Action item:
Which lines of the data contain the string "structured"? Copy every one.

Page and application data records

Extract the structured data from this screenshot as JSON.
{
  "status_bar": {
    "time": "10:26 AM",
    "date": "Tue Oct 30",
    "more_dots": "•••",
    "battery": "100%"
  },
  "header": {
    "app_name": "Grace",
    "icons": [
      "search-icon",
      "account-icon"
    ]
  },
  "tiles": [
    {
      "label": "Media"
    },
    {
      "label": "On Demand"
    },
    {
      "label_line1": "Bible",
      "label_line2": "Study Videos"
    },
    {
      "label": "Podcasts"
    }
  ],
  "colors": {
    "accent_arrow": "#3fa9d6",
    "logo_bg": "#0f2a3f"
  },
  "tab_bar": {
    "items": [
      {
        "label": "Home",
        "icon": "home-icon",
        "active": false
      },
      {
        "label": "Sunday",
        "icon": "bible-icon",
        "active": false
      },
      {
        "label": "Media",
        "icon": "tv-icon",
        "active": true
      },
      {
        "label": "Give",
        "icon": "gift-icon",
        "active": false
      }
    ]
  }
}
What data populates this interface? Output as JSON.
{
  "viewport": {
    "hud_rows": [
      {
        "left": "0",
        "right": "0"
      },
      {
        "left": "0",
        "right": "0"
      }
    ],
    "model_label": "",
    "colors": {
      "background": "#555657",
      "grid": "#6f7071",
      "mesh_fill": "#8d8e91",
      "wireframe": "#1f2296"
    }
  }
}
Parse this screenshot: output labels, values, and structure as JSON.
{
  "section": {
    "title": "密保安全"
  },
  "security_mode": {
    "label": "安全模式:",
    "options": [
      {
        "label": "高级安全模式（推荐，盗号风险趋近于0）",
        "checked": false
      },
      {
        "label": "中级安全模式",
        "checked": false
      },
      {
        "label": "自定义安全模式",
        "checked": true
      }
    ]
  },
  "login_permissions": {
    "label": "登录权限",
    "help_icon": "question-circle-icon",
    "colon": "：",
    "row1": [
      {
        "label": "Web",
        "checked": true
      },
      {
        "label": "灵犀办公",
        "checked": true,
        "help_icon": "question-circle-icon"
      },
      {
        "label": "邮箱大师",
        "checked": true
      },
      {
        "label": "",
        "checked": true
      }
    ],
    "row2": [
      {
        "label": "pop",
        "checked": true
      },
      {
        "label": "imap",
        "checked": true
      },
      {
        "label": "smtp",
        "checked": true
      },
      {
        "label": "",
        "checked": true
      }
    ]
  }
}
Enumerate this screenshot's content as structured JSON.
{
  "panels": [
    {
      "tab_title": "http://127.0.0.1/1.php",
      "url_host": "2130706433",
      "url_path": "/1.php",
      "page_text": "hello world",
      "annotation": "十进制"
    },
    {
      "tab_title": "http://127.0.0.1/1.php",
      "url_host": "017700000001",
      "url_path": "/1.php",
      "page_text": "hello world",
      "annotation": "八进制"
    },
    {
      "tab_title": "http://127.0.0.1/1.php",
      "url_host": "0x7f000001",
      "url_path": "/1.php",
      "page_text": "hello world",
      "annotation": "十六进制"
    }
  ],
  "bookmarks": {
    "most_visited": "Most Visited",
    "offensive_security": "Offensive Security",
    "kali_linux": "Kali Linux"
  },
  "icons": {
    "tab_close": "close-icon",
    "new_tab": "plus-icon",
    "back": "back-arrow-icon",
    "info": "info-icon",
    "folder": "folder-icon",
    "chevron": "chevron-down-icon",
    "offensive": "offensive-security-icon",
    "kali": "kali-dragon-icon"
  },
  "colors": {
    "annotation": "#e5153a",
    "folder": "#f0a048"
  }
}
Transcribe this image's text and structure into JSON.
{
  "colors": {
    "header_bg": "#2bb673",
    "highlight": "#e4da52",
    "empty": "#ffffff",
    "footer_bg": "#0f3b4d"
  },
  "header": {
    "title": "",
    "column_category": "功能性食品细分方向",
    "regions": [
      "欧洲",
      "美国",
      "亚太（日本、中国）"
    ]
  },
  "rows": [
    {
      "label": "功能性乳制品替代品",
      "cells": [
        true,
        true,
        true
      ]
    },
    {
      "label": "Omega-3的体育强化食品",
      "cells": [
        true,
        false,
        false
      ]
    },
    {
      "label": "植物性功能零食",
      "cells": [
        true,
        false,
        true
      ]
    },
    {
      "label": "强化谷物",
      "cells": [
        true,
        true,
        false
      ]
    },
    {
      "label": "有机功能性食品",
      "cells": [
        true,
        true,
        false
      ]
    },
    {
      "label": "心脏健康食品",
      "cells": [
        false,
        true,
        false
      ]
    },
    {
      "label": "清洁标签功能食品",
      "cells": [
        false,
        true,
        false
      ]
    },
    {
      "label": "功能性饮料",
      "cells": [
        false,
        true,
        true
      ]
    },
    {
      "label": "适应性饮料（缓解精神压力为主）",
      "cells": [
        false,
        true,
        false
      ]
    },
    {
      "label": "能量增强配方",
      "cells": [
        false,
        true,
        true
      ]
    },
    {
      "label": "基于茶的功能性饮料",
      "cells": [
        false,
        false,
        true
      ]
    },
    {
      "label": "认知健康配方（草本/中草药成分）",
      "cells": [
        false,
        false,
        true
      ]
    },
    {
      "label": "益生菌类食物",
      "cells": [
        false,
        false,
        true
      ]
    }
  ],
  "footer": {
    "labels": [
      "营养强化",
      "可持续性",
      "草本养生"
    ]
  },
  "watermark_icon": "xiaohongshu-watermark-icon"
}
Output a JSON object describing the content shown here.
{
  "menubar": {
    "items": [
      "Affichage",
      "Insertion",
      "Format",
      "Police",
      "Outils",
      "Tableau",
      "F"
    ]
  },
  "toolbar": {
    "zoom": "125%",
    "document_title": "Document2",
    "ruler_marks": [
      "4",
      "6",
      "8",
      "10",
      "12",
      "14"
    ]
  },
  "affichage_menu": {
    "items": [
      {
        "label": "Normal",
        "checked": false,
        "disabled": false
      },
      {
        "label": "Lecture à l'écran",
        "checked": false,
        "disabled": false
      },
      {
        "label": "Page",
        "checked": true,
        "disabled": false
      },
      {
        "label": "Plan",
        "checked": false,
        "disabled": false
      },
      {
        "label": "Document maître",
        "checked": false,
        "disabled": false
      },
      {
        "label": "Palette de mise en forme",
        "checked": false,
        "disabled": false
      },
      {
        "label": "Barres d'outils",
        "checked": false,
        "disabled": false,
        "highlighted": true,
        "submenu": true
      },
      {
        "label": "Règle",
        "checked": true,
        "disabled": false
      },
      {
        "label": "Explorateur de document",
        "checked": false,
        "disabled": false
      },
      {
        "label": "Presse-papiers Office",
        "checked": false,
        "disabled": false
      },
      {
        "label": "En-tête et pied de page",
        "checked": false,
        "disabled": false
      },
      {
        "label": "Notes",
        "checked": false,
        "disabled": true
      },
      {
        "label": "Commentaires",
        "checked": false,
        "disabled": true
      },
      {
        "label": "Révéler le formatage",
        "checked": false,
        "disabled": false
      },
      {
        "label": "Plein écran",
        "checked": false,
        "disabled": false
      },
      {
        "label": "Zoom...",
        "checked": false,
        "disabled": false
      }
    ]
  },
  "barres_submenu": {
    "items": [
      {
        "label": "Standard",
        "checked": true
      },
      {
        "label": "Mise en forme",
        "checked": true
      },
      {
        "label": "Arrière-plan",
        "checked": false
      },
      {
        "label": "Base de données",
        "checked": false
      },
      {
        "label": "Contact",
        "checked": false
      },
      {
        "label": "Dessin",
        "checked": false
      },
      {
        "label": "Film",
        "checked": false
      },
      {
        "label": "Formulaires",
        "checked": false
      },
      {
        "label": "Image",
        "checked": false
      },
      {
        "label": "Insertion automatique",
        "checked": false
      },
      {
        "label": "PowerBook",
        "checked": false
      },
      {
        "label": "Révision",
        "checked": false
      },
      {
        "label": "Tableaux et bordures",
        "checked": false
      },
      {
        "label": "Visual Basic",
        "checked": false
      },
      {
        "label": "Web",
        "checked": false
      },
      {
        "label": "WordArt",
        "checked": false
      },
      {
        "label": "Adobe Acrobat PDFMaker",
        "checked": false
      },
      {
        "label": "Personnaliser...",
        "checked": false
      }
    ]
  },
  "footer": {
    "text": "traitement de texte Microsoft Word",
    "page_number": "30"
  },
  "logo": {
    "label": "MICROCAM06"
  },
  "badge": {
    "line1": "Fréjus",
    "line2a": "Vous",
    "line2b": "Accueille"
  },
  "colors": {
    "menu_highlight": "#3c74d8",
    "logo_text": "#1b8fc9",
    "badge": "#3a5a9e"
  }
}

Response to this exercise:
Extract the structured data from this screenshot as JSON.
Enumerate this screenshot's content as structured JSON.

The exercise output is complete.